Earlier this fall, Target got itself into some hot water by selling CBD products online. The internet was abuzz. Likewise, the hemp industry was cheering too, but within a week of making CBD products available on their website, Target pulled them from their virtual shelves for fear of violating federal law. Now, just a month after the original hubbub, the manufacturer of those products, CW Hemp, has received a warning letter from the FDA to take actions to correct any violations of the Federal Food, Drug, and Cosmetic Act (the Act). Worse yet, because the DEA interprets the Federal Controlled Substances Act (CSA) to include CBD oil as a Schedule I narcotic (depending on the source of extraction), CW Hemp may have violated the CSA as well, by selling their products in interstate commerce.
The warning letter details the FDA reasoning that CW Hemp has misrepresented their products as drugs under section 201(g)(1) of the Act and violated the act by introducing their products into interstate commerce. The warning letter goes on to state that CW Hemp is misrepresenting their CBD products as dietary supplements, as they do not meet the requirements for dietary supplements under the Act (section 201(ff)(3)(B)(ii)). Furthermore, the warning letter uses examples, including recommended doses and customer anecdotes, from several of CW Hemp’s websites and social media pages to show that the company intended to represent their CBD products as drugs.
The warning letter claims that CW Hemp’s web presence is attempting to establish that their products “are intended for the use in the diagnosis, cure, mitigation, treatment, or prevention of disease” which is unlawful under the Act. Because the FDA does not recognize CW Hemp’s products as “safe and effective for the above referenced uses,” it is classified as a “new drug” (section 201(p)) which may not be introduced into interstate commerce without FDA approval.
The warning letter further alleges misbranding based on inadequately providing directions for use, stating that the illnesses that CW Hemp intends their products to treat “are not amenable to self-diagnosis or treatment… [and that] it’s impossible to write adequate directions for a layperson to use [CW Hemp’s products] safely for their intended purposes.” Introducing misbranded drugs into interstate commerce violates section 301(a) of the Act.
CW Hemp clearly understands the risks associated with misrepresenting their products, and has contended, at least up to this point, that CBD extracts are not blocked as dietary supplements by the FDA; a point that the FDA counters specifically in the warning letter. CW Hemp may not have known to what extent they were mislabeling their products or making unapproved claims, in the eyes of the FDA, until receiving the warning letter. The FDA is giving CW Hemp the opportunity to rectify the violations alluded to in the warning letter.

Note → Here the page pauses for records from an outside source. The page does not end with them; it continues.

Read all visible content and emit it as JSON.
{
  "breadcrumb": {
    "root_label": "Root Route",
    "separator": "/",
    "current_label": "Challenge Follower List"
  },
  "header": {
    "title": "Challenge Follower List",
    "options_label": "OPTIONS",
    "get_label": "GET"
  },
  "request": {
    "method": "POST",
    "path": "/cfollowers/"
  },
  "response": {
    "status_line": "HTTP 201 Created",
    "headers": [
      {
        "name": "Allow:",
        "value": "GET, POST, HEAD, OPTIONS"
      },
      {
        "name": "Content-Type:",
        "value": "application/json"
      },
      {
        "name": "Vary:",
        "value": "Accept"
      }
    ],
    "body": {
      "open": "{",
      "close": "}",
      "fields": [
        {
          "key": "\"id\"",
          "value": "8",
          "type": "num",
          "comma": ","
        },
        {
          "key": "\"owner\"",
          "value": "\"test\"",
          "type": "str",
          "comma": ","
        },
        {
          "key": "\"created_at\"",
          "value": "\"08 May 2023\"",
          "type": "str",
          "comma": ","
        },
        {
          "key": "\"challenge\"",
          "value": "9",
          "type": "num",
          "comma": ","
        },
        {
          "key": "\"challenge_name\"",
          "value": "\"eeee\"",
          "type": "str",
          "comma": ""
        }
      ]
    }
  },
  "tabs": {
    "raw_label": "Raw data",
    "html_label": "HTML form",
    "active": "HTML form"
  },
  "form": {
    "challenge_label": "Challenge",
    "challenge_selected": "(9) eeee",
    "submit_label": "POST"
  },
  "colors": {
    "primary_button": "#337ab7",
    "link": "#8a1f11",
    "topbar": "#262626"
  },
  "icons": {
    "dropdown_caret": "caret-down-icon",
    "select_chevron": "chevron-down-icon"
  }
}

It should be noted that other CBD manufacturers have received similar warning letters from the FDA. With the bigger picture in mind, this could mean that companies working with CBD in state sanctioned regulated markets have another inconsistency with federal law to deal with. Additionally, it may mean that the federal government has found another tool in their toolbox to come after lawful cannabis businesses. The takeaways here: you might expect a knock on your door from the FDA if you sell CBD products in interstate commerce, call your products a drug or dietary supplement, recommend dosage, represent your products as a panacea for a myriad of illnesses, or market your products by detailing their effectiveness at dealing with health issues.
As the cannabis industry makes efforts to be treated like any other business, this is a sad reminder that sometimes it pays to exist under the radar. There is likely no coincidence that CW Hemp’s FDA warning letter came just a month after Target made national news for selling their products.